  • Lazarus was just recovering from a trance when Jesus arrived
  • the event was staged by the family and sanctioned by Jesus in order to impress or overwhelm His enemies
  • it was a fiction or parable translated into a fact and made up largely of synoptic materials, an allegorical illustration of the words, "I am the resurrection, and the life," a myth
  • There is, however, no evidence for any of these explanations. The narrative holds together consistently, the people who take part in it act realistically, and the picture of the sisters perfectly agrees with the sketch of them in Luke. Furthermore, the account makes no effort to satisfy the curiosity of the reader, which might be expected from a fictional story.

    Lazarus the Beggar

    In the parable in Lu 16:19-31, Lazarus is pictured as in abject poverty in this world, but highly rewarded and honored in the next. It is the only instance of a proper name used in a parable by Jesus. Some think that he was a well-known mendicant in Jerusalem, and have even attempted to define his disease. But it is much more likely that the name Lazarus was chosen because of its significance, suggesting the beggar’s faith in God and patient dependence upon Him. It was this faith and not his poverty which at last brought him into Abraham’s bosom.

    Lazarus does not speak in the parable, and this may also be suggestive of patient submission. He does not complain about his difficult circumstances, nor does he rail at the rich man or gloat over him after death. The parable is related to that of the Rich Fool (Lu 12:16-21). This parable of the rich fool conceals the fate of the worldly after death; the parable of Lazarus reveals it. This parable is also a counterpart of that of the Unjust Steward (Lu 16:1-13), that parable shows how wealth can be wisely used, while this parable shows the folly of misusing wealth. The great lesson is that our condition in the afterlife depends upon our conduct here, and that a person's eternal fate may be a complete reversal of fortune and popular judgments while alive. Thus, Lazarus represents the pious indigent who stood at the opposite extreme from the proud, covetous, and luxury-loving Pharisee.

    This parable made a deep impression on the mind of the church, so that the term "lazar," no longer a proper name, has passed into many languages, as in lazar house, lazaretto, and lazzarone, applied to the mendicants of Italian towns. There was even a half-military, half-monastic order called the Knights of Lazarus, whose special duty it was to minister to lepers.

    The Rich Man

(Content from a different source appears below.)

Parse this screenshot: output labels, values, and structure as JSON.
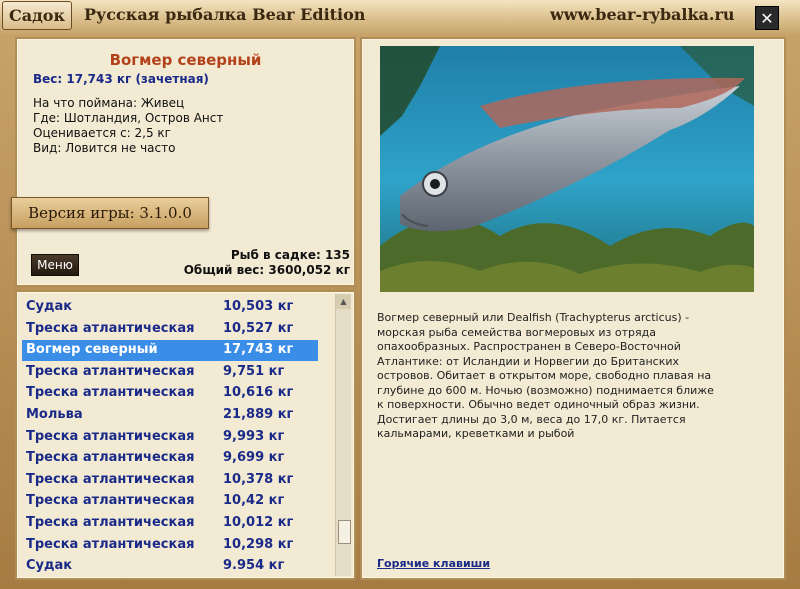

    The rich man is often styled Dives, which is not strictly a proper name, but a Latin adjective meaning "rich," which occurs in this passage in the Vulgate (Jerome’s Latin Bible, 390-405 A.D.). But in English literature, as early as Chaucer in the "Sompnoure’s Tale" and in "Piers Plowman," it appears in popular use as the name of the Rich Man in this parable. In later theological literature it has become almost universally current. The name Nineuis given him by Euthymius never came into general use, though the Sahidic version has the addition, "whose name was Ninue." His sin was not in being rich, for Abraham was among the wealthiest of his day, but in his worldly unbelief in the spiritual and eternal, revealing itself in ostentatious luxury and hard-hearted contempt of the poor. Says Augustine, "Seems he (Jesus) not to have been reading from that book where he found the name of the poor man written, but found not the name of the rich, for that book is the book of life?"

    The Meaning of the Parable

    All this considered, the story of Lazarus the beggar illustrates these ideas:

  • destiny is settled at death
  • no purgatory awaits the righteous
  • the misuse of wealth and callousness toward the poor are serious sins
  • man has sufficient warning now
  • In Other Literature

    In the Septuagint and Josephus, the name appears in the forms Eleazar, and Eleazaros.

    Other Theories about Lazarus

    The hypothesis has been suggested by O. Cullmann and F.V. Filson that Lazarus is the author of the fourth gospel, or at least the one on whose testimony the narrative depends, because of the words of John 11:3, 36 (cf. 13:23; 19:26; 20:2; 21:7,20), but this view has not found widespread acceptance. Various traditions and legends, not considered credible, connect him with Cyprus, Constantinople, and Marseilles.